The German Mission
The first German mission to Ethiopia arrived in 1905, and returned home by way of Gondar and Aksum. It took excellent photographs of these historic cities, and of the murals in their churches, besides others of crowds of citizens, bands of warriors, contemporary Ethiopian paintings, and such ethnographic objects as musical instruments and jewellery. Some of these pictures appeared in Felix Rosen’s Eine deutsche Gesandtschaft in Abessinien (Leipzig, 1907). Other photographs of the same areas were taken by another German, Dr Hans Vollbrecht, who published them in his Im Reiches des Negus Negesti Menelik II (Stuttgart, Berlin and Leipzig, 1906).
Even More Interesting…
Even more interesting was the German archaeological mission led by the renowned Ethiopicist Enno Littmann, which carried out extensive research in northern Ethiopia in 1905-6.
Members of this group took valuable photographs of the obelisks, inscriptions and ruins of Aksum, and of the earlier capital at Yeha, the ancient dam at Kohaitu and the early church of Dabra Damo, as well as of ancient Aksumite coins, and remarkable panoramic views of Aksum and Adwa. Also of interest were portraits of the local governor, Dajazmach Gabra Sellas, who greatly assisted their enterprise, and of a number of local officials and priests. All this, and more, was published in Littmann’s four-volume Deutsche Aksum-Expedition (Berlin, 1913).
The Italian Legation

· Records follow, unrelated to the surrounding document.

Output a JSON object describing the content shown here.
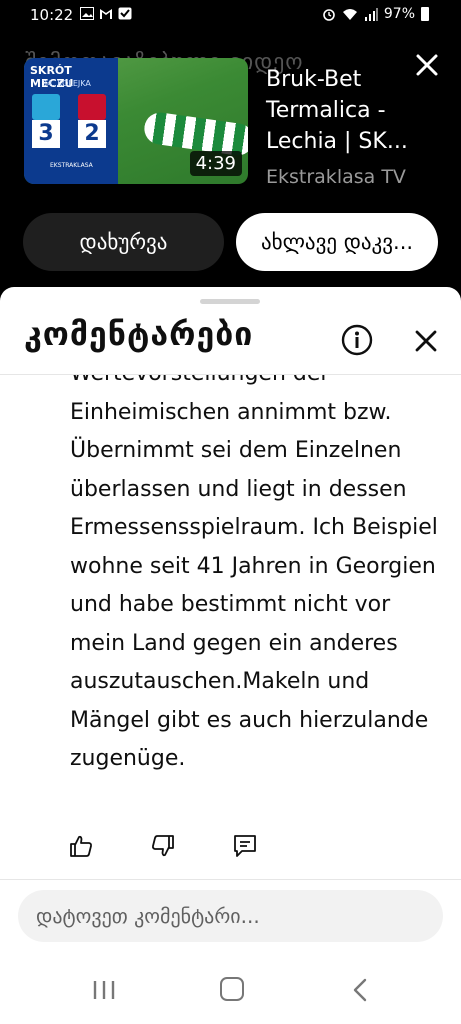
{
  "status_bar": {
    "time": "10:22",
    "battery": "97%"
  },
  "player": {
    "faded_title": "შემოთავაზებული ვიდეო",
    "video_title": "Bruk-Bet Termalica - Lechia | SK...",
    "channel": "Ekstraklasa TV",
    "duration": "4:39",
    "thumbnail": {
      "kicker": "SKRÓT MECZU",
      "round": "34. KOLEJKA",
      "score_home": "3",
      "score_away": "2",
      "league": "EKSTRAKLASA"
    },
    "dismiss_label": "დახურვა",
    "play_now_label": "ახლავე დაკვ..."
  },
  "comments": {
    "title": "კომენტარები",
    "body": "Wertevorstellungen der Einheimischen annimmt bzw. Übernimmt sei dem Einzelnen überlassen und liegt in dessen Ermessensspielraum. Ich Beispiel wohne seit 41 Jahren in Georgien und habe bestimmt nicht vor mein Land gegen ein anderes auszutauschen.Makeln und Mängel gibt es auch hierzulande zugenüge.",
    "input_placeholder": "დატოვეთ კომენტარი..."
  },
  "colors": {
    "sheet_bg": "#ffffff",
    "header_bg": "#000000",
    "thumb_panel": "#0c3a8e"
  }
}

Intensified interest in Ethiopia on the part of Italy in the years after the Adwa war had led meanwhile to the appointment at the Italian Legation in Addis Ababa in 1901 of a physician, Dr Lincoln de Castro, who travelled extensively in the country for the next decade. During his journeys he took a considerable number of excellent photographs, of historical sites, palaces, houses, churches and markets, secular and religious ceremonies and festivals, sports and games, including Ethiopian chess and the board-game gabata. He also photographed a number of innovations recently introduced by Menilek, among them the telephone and the mint, took portraits of prominent Ethiopian personalities and close-ups of objects of ethnographic value. All this he made accessible to the Italian “man in the street” in his Nella terra dei Negus (Milan, 1915).
Another photographer attached to the Italian Legation was a consular agent Bertolani, who took well over 300 photographs, now preserved in the Istituto Italo-Africano in Rome. They included portraits of Menilek in 1903 and 1909, as well as pictures of the then Egyptian head of the Ethiopian church, Abuna Matwos, and a number of the Rases, or provincial governors, some of which are reproduced in Gabra Sellase’s chronicle.
Extensive collections of photographs were also published at this time by several other Italians, among them Ottorino Rosa, whose L’impero del Leone di Giuda (Brescia, 1913) contained over a hundred pictures, and Dr Carlo Annaratone whose In Abissinia (Rome, 1914) had almost two hundred.
Also noteworthy was Arnoldo Cipola, a reporter for the Italian newspaper Corriere della Sera, who travelled from Eritrea to Addis Ababa in 1910, and published over 150 photographs in Nell’ impero di Menelik (Milan, 1927) and several later works. His pictures included many provincial scenes, among them Emperor Yohannes’s palace at Maqal; and the cities of Adwa and Harar. He also took portraits of Menilek and Taytu, and of the latter’s recently appointed heir Lej Iyasu at school and attending state functions, as well as portraits of Fitawrari Habta Giyorgis, Ras Tassama, and other members of the Emperor’s newly established Cabinet or Regency Council, the Abun, and Ras Mika’el, ruler of Wallo.
Other photographs showed Italian guns captured at Adwa, Dr Lincoln de Castro’s patients at the Italian Legation, and further pictures of Addis Ababa’s new institutions, among them the telegraph office, the Bank of Abyssinia, and the customs office.
Next Week:The Twentieth Century Continued.